### AIM OF THE EXERCISE:
Provide only the number of lines in the data below that contain the string "averaging".

### INFORMATION SHOWN:
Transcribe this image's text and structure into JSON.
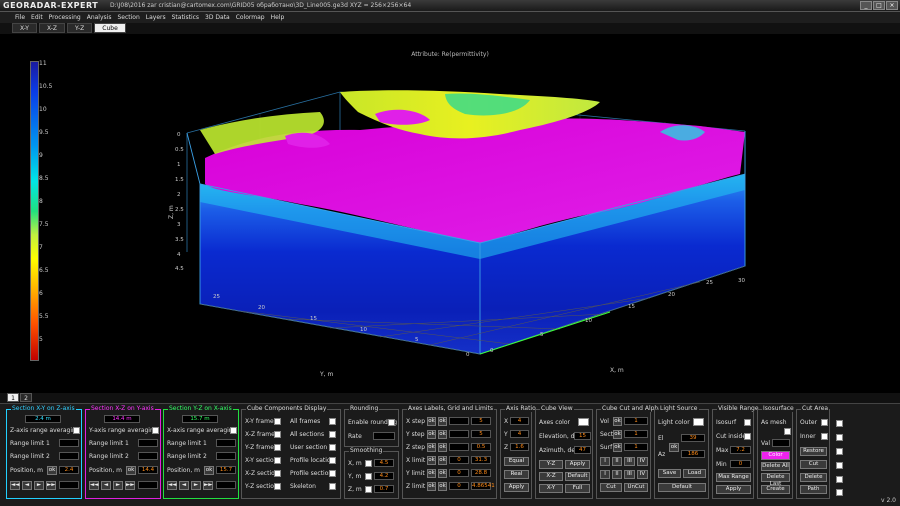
{
  "app": {
    "logo": "GEORADAR-EXPERT",
    "title_path": "D:\\J08\\2016 zar cristian@cartomex.com\\GRID05 обработано\\3D_Line005.ge3d    XYZ = 256×256×64",
    "window_buttons": [
      "_",
      "□",
      "×"
    ],
    "version": "v 2.0"
  },
  "menu": [
    "File",
    "Edit",
    "Processing",
    "Analysis",
    "Section",
    "Layers",
    "Statistics",
    "3D Data",
    "Colormap",
    "Help"
  ],
  "view_tabs": [
    "X-Y",
    "X-Z",
    "Y-Z",
    "Cube"
  ],
  "active_view_tab": "Cube",
  "viewport": {
    "attribute_title": "Attribute: Re(permittivity)",
    "colorbar_ticks": [
      "11",
      "10.5",
      "10",
      "9.5",
      "9",
      "8.5",
      "8",
      "7.5",
      "7",
      "6.5",
      "6",
      "5.5",
      "5"
    ],
    "z_label": "Z, m",
    "y_label": "Y, m",
    "x_label": "X, m",
    "z_ticks": [
      "0",
      "0.5",
      "1",
      "1.5",
      "2",
      "2.5",
      "3",
      "3.5",
      "4",
      "4.5"
    ],
    "y_ticks": [
      "25",
      "20",
      "15",
      "10",
      "5",
      "0"
    ],
    "x_ticks": [
      "0",
      "5",
      "10",
      "15",
      "20",
      "25",
      "30"
    ],
    "colors": {
      "magenta": "#e600e6",
      "blue": "#0a2cd8",
      "yellow": "#e6f01e",
      "cyan": "#00d0ff"
    }
  },
  "lower_tabs": [
    "1",
    "2"
  ],
  "sec_xy": {
    "title": "Section X-Y on Z-axis",
    "value": "2.4 m",
    "averaging": "Z-axis range averaging",
    "range1": "Range limit 1",
    "range2": "Range limit 2",
    "position": "Position, m",
    "pos_value": "2.4",
    "ok": "ok",
    "steps": [
      "◄◄",
      "◄",
      "►",
      "►►"
    ]
  },
  "sec_xz": {
    "title": "Section X-Z on Y-axis",
    "value": "14.4 m",
    "averaging": "Y-axis range averaging",
    "range1": "Range limit 1",
    "range2": "Range limit 2",
    "position": "Position, m",
    "pos_value": "14.4",
    "ok": "ok"
  },
  "sec_yz": {
    "title": "Section Y-Z on X-axis",
    "value": "15.7 m",
    "averaging": "X-axis range averaging",
    "range1": "Range limit 1",
    "range2": "Range limit 2",
    "position": "Position, m",
    "pos_value": "15.7",
    "ok": "ok"
  },
  "cube_display": {
    "title": "Cube Components Display",
    "left": [
      "X-Y frame",
      "X-Z frame",
      "Y-Z frame",
      "X-Y section",
      "X-Z section",
      "Y-Z section"
    ],
    "right": [
      "All frames",
      "All sections",
      "User section",
      "Profile location",
      "Profile section",
      "Skeleton"
    ]
  },
  "rounding": {
    "title": "Rounding",
    "enable": "Enable rounding",
    "rate": "Rate"
  },
  "smoothing": {
    "title": "Smoothing",
    "labels": [
      "X, m",
      "Y, m",
      "Z, m"
    ],
    "values": [
      "4.5",
      "4.2",
      "0.7"
    ]
  },
  "axes_labels": {
    "title": "Axes Labels, Grid and Limits",
    "rows": [
      {
        "label": "X step",
        "v1": "",
        "v2": "5"
      },
      {
        "label": "Y step",
        "v1": "",
        "v2": "5"
      },
      {
        "label": "Z step",
        "v1": "",
        "v2": "0.5"
      },
      {
        "label": "X limit",
        "v1": "0",
        "v2": "31.3"
      },
      {
        "label": "Y limit",
        "v1": "0",
        "v2": "28.8"
      },
      {
        "label": "Z limit",
        "v1": "0",
        "v2": "4.86541"
      }
    ],
    "ok": "ok"
  },
  "axis_ratio": {
    "title": "Axis Ratio",
    "labels": [
      "X",
      "Y",
      "Z"
    ],
    "values": [
      "4",
      "4",
      "1.6"
    ],
    "buttons": [
      "Equal",
      "Real",
      "Apply"
    ]
  },
  "cube_view": {
    "title": "Cube View",
    "axes_color": "Axes color",
    "elevation": "Elevation, deg",
    "elev_value": "15",
    "azimuth": "Azimuth, deg",
    "az_value": "47",
    "buttons": [
      [
        "Y-Z",
        "Apply"
      ],
      [
        "X-Z",
        "Default"
      ],
      [
        "X-Y",
        "Full"
      ]
    ]
  },
  "cut_alpha": {
    "title": "Cube Cut and Alpha",
    "labels": [
      "Vol",
      "Sect",
      "Surf"
    ],
    "values": [
      "1",
      "1",
      "1"
    ],
    "roman": [
      "I",
      "II",
      "III",
      "IV"
    ],
    "buttons": [
      "Cut",
      "UnCut"
    ],
    "ok": "ok"
  },
  "light": {
    "title": "Light Source",
    "color": "Light color",
    "labels": [
      "El",
      "Az"
    ],
    "values": [
      "39",
      "186"
    ],
    "buttons": [
      "Save",
      "Load",
      "Default"
    ],
    "ok": "ok"
  },
  "visible_range": {
    "title": "Visible Range",
    "isosurf": "Isosurf",
    "cut_inside": "Cut inside",
    "max": "Max",
    "max_value": "7.2",
    "min": "Min",
    "min_value": "0",
    "buttons": [
      "Max Range",
      "Apply"
    ]
  },
  "isosurface": {
    "title": "Isosurface",
    "as_mesh": "As mesh",
    "val": "Val",
    "buttons": [
      "Color",
      "Delete All",
      "Delete Last",
      "Create"
    ]
  },
  "cut_area": {
    "title": "Cut Area",
    "outer": "Outer",
    "inner": "Inner",
    "buttons": [
      "Restore",
      "Cut",
      "Delete",
      "Path"
    ]
  }
}
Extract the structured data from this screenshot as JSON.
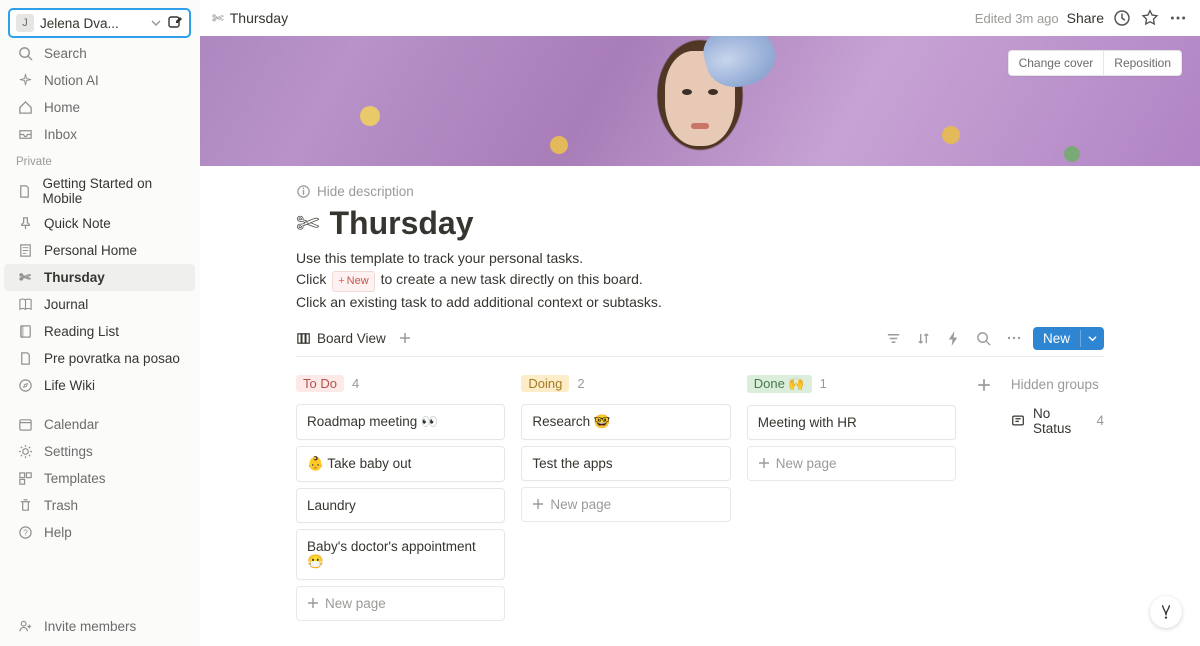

### ANSWER BOX:
3